A fire extinguisher is a portable appliance for putting out small fires. Extinguishers work either
by cooling or by depriving the fire of oxygen (as typified by the simplest, a bucket of water or bucket of sand), and
most do both. The now-obsolete soda-acid extinguisher contains
a sodium bicarbonate solution and a small,
stoppered bottle of sulfuric acid;
depression of a plunger shatters the bottle, mixing the chemicals so that carbon dioxide (CO2) gas
is generated, forcing the water out of the nozzle.
|Multipurpose dry powder fire extinguisher. When the
striker knock is struck, carbon dioxide gas in the main cylinder escapes
through the nozzle, carrying the charge of fire-killing dry powder
to the fire. The powder works by physically restricting the oxygen
supply to the flame and by chemically and physically combining with
the hot combustible materials supporting the flame.
The safer and more reliable modern water extinguisher utilizes
a pressure charge of carbon dioxide gas. When the charge is ruptured, the
expanding gas immediately expels a powerful jet or spray of water. Foam
extinguishers employ a foaming agent (usually animal protein or
certain detergents) and an aerating agent: they are effective against oil
files, as they float on the surface.

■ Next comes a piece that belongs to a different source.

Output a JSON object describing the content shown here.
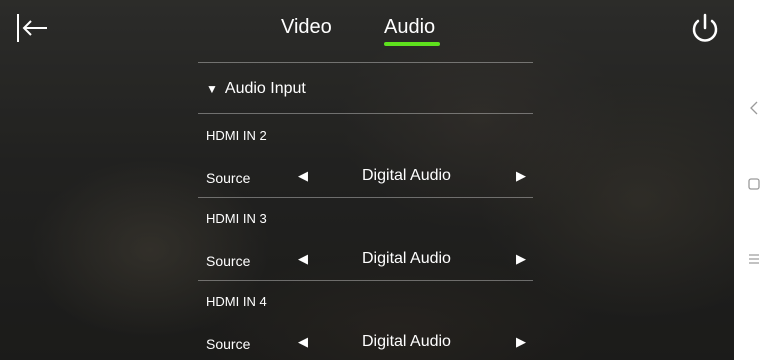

Carbon dioxide extinguishers provide a smothering blanket of CO2; and dry chemical
extinguishers provide a powder of mainly sodium bicarbonate, from
which the fire's heat generates CO2.